'Learning has taken a backseat' | mumbai | Hindustan Times
Today in New Delhi, India
Aug 18, 2017-Friday
-°C
New Delhi
  • Humidity
    -
  • Wind
    -

'Learning has taken a backseat'

In 1961, Hemchandra Pradhan topped the equivalent of today's Secondary School Certificate exam, but his score is so low by today's standards that he would have found it difficult to get admission in the city's top colleges.

mumbai Updated: Jun 26, 2011 01:26 IST
Prachi Pinglay

In 1961, Hemchandra Pradhan topped the equivalent of today's Secondary School Certificate exam, but his score is so low by today's standards that he would have found it difficult to get admission in the city's top colleges.

"It was prestigious to get on to the merit list but education was not commercialised as it is today. We relied on school teachers and focused on learning," says Pradhan, 65, now centre director of the Homi Bhabha Institute for Science Education in Deonar, run by the Tata Institute of Fundamental Research.

Studying at the MH High School in Thane, Pradhan, the son of a railway employee, cherishes the dedication of his teachers. "One of my teachers, N Panditram, used to take us to meet authors such as NS Phadke and Acharya Atre so that we became motivated to learn Marathi better."

Pradhan, who always had an excellent academic record, went to his teachers' houses for special coaching, as was the norm. Special coaching meant clarifying doubts, solving question papers and group study before and after school. There was no fixed fee and no teacher would claim credit for any student's success.

Although there was no parental pressure to top, there was planning as well as ambition. "Those who were good at mathematics would choose papers like higher mathematics so that they could score well. Sanskrit was also a good option if you wanted to score," says Pradhan who used to study for seven to eight hours during the school's preparation leave. However, scoring was never the only goal. "We did not study for exams; they were merely a way to evaluate how much you had learnt. Today, learning has taken a backseat, while scoring is the priority."

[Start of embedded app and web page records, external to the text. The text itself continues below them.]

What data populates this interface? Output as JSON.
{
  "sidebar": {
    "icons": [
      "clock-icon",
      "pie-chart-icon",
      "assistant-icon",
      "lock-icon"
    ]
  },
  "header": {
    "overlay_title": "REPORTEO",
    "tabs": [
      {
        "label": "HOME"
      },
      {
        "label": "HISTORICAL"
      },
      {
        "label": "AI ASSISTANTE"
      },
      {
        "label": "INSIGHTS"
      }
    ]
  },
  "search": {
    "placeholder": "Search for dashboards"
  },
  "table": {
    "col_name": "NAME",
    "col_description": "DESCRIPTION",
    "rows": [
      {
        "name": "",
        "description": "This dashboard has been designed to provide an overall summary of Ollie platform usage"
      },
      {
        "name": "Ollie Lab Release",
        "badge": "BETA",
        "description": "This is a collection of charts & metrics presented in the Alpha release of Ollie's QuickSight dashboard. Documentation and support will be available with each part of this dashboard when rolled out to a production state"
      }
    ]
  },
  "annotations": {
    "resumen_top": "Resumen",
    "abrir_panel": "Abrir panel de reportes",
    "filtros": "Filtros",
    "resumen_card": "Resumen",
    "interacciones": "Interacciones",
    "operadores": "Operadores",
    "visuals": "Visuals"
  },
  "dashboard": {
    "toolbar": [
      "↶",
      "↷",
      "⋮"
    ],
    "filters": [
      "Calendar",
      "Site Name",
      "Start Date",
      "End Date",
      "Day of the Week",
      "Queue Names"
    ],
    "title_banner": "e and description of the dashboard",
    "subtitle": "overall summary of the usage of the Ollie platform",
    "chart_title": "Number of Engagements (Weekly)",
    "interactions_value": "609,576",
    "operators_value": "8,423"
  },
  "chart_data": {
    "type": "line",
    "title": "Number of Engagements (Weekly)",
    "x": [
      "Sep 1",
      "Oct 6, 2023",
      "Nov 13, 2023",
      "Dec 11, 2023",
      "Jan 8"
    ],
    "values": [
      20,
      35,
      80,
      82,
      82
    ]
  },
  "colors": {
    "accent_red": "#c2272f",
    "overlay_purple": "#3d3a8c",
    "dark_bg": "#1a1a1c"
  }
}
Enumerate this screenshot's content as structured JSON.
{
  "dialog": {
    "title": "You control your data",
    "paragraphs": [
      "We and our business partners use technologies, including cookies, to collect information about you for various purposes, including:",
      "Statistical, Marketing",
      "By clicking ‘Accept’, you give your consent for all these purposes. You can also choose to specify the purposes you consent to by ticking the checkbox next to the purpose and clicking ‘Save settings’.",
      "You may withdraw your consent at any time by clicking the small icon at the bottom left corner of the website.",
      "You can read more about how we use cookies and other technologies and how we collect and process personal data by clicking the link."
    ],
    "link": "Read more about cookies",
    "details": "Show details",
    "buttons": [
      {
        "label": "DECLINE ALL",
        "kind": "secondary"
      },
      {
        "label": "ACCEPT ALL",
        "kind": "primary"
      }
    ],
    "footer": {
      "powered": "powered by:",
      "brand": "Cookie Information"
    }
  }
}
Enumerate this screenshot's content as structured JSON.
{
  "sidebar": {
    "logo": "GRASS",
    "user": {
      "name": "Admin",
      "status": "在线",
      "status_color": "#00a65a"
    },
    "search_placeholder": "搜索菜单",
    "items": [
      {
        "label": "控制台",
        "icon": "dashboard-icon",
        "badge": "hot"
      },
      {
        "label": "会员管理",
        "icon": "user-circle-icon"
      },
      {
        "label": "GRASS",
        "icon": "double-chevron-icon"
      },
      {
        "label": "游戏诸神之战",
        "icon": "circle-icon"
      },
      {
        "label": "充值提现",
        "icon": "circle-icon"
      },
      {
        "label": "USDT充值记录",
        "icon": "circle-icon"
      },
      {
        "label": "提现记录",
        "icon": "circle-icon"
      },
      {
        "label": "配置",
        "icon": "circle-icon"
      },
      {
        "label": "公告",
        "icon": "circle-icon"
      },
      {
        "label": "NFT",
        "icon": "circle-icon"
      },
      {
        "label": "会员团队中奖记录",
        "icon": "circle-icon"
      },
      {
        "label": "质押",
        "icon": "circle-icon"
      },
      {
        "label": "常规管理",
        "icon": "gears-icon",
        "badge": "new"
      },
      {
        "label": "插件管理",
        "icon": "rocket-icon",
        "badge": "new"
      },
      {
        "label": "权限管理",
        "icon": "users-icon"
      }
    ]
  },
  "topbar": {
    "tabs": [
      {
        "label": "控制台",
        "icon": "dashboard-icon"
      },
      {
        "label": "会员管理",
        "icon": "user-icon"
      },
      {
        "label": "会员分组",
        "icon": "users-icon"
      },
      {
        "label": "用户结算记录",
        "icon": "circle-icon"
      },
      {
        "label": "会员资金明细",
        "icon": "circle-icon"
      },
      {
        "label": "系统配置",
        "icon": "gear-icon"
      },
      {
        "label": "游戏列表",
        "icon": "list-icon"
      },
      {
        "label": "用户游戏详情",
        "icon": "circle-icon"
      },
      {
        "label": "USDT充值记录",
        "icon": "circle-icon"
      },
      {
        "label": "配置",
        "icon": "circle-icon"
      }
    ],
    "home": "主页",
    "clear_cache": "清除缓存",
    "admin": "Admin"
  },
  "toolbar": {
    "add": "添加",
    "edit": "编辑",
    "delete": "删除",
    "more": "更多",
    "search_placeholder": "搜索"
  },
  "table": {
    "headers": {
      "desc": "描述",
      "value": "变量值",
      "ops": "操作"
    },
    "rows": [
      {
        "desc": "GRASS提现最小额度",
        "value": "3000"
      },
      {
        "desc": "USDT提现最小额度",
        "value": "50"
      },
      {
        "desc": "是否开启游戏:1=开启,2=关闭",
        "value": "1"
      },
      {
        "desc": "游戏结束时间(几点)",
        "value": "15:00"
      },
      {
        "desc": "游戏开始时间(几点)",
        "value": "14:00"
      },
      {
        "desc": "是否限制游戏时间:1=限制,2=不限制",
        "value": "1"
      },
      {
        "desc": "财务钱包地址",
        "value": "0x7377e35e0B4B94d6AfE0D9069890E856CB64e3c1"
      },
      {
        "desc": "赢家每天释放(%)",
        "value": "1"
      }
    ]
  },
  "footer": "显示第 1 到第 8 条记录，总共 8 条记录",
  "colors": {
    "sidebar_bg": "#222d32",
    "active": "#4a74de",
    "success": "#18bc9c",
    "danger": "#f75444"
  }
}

Pradhan also had an idealistic father who left his job to join the freedom struggle and a mother who was a dedicated primary school teacher. He worries that today's parents push students for every extra mark to ensure they get admission into a good college.

This is because the institution matters, easing the way forward. Pradhan understands that due to competition and escalation of marks, the focus on higher scores is inevitable.